All four Norman General Obligation Bond Proposals failed Tuesday night in the Aug. 25 election.
Scott Martin, president and CEO of the Norman Chamber of Commerce, said Norman missed a great chance.
“To say we are disappointed is an understatement,” Martin said. “We have missed a golden opportunity. That being said, the voters have spoken, and we will go back to the initial package passed and work to implement it to the best of our ability. Sadly, Norman Forward was caught up in a myriad of other issues facing our community and paid the price.”
Former City Councilor and Unite Norman supporter Robert Castleberry claimed it as a political victory. The group gathered more than 22,000 signatures to unseat Mayor Breea Clark and recall Ward 3 Alison Petrone and Ward 5 Sereta Wilson. The signatures have not yet been verified.
“Unite Norman turned out the vote,” he said. “The silent majority has sent a message. Huge vote of no confidence to (Mayor) Breea (Clark) and company.”
Clark addressed the bond failure and the political climate during Tuesday night’s council meeting.
“To every Norman resident, I want to say thank you whether you agree with me or not,” she said. “Thank for you for the opportunity to serve this city. It is an honor. It can be challenging, but I love every minute of it and I’m not going anywhere.”
Clark said the council would tackle the loss of the funds, the pandemic and other issues facing the city “as a team.”
Darrel Pyle, Norman city manager, said the city will push forward with its mission to improve the quality of life for Norman residents.
“While we are disappointed the bonds did not pass, we will press on with our mission to provide the best quality of life and safety for Norman residence that we can,” Pyle said. “We will move forward with the projects that do have funding at the highest level of service we can provide within their current budgets.”
Dan Schemm, executive director of VisitNorman, said he was disappointed.
“We’ve missed a great opportunity to leave a lasting legacy and improve Norman’s quality of life,” Schemm said. “The voters have spoken though, and VisitNorman will work with the initial Norman Forward package that will be implemented.”
The four rejected bond proposals were:
Proposition 1 would have provided the $85.6 million needed to complete the remaining Norman Forward projects to the needs and desires of the community.
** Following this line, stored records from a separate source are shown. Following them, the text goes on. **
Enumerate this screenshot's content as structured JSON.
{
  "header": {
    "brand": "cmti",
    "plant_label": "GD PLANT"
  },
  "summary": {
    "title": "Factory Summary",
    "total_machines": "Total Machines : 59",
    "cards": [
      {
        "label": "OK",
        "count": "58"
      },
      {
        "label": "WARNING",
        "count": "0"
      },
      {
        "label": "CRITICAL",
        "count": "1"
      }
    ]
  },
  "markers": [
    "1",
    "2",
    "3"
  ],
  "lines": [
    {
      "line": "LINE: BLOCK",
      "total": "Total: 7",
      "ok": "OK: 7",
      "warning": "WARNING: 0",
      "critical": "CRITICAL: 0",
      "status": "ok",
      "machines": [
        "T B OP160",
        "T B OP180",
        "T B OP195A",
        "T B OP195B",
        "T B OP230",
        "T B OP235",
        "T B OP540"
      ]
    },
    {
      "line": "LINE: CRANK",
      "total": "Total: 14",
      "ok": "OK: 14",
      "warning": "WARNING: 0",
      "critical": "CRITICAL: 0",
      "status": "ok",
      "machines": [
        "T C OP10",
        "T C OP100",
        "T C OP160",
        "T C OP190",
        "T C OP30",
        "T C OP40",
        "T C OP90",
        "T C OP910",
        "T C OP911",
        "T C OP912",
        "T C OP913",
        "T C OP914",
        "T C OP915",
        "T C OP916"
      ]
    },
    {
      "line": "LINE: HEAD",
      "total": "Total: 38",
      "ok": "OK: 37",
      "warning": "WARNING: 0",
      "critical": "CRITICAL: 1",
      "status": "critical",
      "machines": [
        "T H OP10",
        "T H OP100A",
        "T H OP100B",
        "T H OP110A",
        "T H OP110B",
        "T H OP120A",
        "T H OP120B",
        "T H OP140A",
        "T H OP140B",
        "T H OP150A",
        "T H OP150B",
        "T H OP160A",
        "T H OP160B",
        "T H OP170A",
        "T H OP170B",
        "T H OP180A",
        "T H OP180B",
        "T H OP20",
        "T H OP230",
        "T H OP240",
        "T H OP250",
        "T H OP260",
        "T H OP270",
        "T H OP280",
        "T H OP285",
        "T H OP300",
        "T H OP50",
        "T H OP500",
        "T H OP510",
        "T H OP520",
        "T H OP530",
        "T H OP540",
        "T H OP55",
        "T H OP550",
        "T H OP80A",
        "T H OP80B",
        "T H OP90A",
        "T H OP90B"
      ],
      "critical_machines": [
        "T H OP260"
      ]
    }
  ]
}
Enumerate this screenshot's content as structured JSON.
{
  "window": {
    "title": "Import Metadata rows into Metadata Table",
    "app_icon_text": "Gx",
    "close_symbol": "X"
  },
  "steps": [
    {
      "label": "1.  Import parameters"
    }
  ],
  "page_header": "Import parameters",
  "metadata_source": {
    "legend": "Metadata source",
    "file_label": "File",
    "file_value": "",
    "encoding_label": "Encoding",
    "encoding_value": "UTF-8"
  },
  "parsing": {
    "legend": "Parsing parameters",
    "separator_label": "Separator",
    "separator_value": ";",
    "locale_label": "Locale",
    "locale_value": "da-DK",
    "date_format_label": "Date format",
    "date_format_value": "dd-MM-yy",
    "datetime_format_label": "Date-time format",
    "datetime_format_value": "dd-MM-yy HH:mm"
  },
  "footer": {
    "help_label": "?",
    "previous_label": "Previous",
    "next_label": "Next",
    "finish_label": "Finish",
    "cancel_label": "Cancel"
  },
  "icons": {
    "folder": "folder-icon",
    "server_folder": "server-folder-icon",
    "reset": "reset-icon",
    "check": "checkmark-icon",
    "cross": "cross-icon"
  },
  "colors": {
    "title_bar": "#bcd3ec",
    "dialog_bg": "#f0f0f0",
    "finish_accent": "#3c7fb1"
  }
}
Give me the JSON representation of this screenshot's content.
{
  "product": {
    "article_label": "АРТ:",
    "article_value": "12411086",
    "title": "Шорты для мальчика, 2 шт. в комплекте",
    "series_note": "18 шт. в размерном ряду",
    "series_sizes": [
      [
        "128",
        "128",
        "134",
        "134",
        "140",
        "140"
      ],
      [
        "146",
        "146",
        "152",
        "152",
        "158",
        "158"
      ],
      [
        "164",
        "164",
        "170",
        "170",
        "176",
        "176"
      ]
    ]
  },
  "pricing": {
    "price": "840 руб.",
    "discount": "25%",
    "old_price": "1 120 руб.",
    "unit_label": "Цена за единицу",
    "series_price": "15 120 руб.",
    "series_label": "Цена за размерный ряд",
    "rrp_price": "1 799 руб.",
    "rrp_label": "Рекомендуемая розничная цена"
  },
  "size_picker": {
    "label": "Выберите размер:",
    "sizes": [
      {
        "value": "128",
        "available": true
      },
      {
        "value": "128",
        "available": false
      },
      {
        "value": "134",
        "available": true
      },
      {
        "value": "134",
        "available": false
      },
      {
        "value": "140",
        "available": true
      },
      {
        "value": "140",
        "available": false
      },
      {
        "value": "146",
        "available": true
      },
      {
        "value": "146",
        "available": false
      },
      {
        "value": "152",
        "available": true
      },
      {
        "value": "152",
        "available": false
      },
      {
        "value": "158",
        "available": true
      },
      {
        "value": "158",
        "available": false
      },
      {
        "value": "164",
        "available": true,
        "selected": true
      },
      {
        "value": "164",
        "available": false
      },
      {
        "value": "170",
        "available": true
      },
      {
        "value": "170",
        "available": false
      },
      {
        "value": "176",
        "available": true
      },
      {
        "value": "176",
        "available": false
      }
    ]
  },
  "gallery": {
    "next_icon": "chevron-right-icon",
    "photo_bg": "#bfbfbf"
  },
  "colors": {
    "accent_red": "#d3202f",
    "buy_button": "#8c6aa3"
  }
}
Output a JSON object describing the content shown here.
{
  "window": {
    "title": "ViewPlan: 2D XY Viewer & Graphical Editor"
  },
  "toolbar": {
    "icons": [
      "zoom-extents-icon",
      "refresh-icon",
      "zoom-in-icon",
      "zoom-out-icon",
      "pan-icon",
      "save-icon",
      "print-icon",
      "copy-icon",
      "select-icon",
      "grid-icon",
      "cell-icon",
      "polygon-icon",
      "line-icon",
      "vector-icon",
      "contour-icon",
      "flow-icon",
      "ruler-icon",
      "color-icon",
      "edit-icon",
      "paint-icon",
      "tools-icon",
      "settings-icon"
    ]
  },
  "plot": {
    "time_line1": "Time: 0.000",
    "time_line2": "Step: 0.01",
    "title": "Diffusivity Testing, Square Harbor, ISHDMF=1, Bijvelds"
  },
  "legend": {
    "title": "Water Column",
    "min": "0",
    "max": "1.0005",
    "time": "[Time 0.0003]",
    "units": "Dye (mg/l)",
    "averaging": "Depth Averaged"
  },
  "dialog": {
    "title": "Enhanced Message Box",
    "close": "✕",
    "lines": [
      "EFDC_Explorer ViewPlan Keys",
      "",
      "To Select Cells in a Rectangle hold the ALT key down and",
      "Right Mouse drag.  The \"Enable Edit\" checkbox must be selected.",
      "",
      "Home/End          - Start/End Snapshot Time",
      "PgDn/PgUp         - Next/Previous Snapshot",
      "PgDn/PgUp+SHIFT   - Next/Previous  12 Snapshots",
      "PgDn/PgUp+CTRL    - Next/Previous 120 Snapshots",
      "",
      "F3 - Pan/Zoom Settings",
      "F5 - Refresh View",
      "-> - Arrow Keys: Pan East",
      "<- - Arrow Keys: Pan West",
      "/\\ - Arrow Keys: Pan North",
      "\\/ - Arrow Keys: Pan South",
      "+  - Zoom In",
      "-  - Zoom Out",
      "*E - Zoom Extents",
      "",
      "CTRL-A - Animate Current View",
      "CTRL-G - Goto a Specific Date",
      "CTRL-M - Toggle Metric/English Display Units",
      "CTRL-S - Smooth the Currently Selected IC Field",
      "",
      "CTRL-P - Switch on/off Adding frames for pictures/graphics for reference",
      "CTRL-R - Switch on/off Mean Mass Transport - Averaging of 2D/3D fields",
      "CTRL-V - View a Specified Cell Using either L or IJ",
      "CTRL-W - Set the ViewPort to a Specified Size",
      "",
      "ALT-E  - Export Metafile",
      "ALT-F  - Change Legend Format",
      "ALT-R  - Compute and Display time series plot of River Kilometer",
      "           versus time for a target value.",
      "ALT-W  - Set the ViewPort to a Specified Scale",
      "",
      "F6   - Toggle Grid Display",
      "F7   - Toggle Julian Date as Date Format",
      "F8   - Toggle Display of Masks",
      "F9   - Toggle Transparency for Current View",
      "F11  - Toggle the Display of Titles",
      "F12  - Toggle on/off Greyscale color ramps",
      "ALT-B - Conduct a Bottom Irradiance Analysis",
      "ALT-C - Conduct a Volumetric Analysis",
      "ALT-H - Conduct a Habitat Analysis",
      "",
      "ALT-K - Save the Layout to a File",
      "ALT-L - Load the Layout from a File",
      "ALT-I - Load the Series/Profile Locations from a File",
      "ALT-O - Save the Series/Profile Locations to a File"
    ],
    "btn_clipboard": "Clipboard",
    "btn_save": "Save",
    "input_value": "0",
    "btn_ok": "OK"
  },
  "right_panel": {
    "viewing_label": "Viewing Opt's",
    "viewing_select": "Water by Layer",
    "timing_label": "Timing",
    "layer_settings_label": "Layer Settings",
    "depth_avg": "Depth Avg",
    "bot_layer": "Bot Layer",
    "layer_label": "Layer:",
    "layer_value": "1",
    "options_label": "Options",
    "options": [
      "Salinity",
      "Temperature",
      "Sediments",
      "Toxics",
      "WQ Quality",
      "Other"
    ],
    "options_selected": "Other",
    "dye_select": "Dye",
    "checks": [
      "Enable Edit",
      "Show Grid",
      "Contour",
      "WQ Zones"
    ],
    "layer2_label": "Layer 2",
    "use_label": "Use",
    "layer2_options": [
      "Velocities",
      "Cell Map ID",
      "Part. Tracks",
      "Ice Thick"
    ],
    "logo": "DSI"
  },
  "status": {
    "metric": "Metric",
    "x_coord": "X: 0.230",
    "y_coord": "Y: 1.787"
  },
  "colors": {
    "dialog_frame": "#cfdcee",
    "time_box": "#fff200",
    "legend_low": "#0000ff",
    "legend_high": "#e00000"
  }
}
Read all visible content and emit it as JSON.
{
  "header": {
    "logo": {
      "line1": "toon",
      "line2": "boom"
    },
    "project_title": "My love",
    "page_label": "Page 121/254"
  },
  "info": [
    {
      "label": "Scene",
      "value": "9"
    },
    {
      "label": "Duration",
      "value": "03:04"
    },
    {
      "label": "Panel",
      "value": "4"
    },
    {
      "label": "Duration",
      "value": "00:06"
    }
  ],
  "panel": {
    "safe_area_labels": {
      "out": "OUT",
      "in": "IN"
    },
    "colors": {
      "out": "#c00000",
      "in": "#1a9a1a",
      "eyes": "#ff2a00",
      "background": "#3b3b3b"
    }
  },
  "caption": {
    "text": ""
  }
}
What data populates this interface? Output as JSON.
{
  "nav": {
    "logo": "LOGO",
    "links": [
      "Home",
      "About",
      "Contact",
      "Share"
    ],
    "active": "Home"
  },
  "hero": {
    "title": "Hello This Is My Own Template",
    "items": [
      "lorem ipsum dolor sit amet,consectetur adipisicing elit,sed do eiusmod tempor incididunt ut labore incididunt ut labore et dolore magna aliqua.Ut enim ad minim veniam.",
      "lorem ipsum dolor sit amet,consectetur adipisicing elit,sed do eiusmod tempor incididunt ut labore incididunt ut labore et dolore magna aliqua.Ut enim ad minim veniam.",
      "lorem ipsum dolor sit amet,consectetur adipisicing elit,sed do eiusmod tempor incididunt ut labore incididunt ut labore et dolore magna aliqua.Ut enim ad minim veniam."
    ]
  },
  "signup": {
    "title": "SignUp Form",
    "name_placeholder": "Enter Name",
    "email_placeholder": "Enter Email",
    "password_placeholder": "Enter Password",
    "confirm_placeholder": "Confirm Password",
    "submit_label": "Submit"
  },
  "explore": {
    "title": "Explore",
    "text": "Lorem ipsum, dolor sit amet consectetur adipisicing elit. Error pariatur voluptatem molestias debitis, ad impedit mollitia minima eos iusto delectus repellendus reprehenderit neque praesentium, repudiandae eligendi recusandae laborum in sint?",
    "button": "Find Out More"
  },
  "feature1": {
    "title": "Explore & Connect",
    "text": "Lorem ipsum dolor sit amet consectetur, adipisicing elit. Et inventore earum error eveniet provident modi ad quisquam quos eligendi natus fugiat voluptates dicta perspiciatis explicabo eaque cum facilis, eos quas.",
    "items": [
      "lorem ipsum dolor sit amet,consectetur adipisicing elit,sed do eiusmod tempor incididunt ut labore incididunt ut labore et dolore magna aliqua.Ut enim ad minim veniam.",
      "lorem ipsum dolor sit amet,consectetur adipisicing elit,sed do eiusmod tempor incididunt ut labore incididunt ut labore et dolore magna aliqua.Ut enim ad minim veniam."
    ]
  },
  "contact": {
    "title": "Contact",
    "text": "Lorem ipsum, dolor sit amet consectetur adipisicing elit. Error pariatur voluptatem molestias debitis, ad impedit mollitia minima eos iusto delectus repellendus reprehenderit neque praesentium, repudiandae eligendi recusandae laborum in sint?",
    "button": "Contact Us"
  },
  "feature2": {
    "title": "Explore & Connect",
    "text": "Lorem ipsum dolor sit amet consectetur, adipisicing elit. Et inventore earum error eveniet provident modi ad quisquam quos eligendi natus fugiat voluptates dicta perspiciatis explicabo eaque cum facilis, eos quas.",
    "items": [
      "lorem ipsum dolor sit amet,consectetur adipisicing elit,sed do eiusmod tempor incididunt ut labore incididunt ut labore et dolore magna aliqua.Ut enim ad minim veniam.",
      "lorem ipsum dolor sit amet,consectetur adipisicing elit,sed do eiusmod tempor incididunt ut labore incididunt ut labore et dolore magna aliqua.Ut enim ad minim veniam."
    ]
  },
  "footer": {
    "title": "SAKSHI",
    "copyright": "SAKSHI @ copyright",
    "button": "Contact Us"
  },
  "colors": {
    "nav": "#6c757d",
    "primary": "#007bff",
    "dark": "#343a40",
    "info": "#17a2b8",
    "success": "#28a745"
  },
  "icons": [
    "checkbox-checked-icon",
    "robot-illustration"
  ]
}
These include the Multi-sport/Aquatic Center, Senior Wellness Center, Softball/Football Complex, Ruby Grant Park, Reaves Park and a Parks Maintenance Facility.
It failed to pass with only 41.22% approving the measure and 58.78% against it.
Proposition 2 would have provided $5 million to construct one or more built solutions intended to assist individuals and families experiencing homelessness in Norman. Function and programming would be determined by ongoing studies on homelessness and housing affordability.
The measure was the closest margin of a yes or no vote with 49.19% for it and 50.81% against.
Proposition 3 would have provided $24.3 million needed to renovate and expand the Municipal Complex. These included the Development Center, Municipal Court, Police Department and City Hall renovations, Emergency Operations Center/Dispatch and Fleet and Fire Maintenance Facilities.
It failed to pass with 61.24% no votes and 38.76% yes.
Proposition 4 would have allocated $5 million to a small business relief fund to spur economic and community development in Norman in light of the COVID-19 pandemic, with particular emphasis on marginalized communities, job retention and creation programs
The measure did not survive with 59.05% against and 40.95% in favor.
Mindy Ragan Wood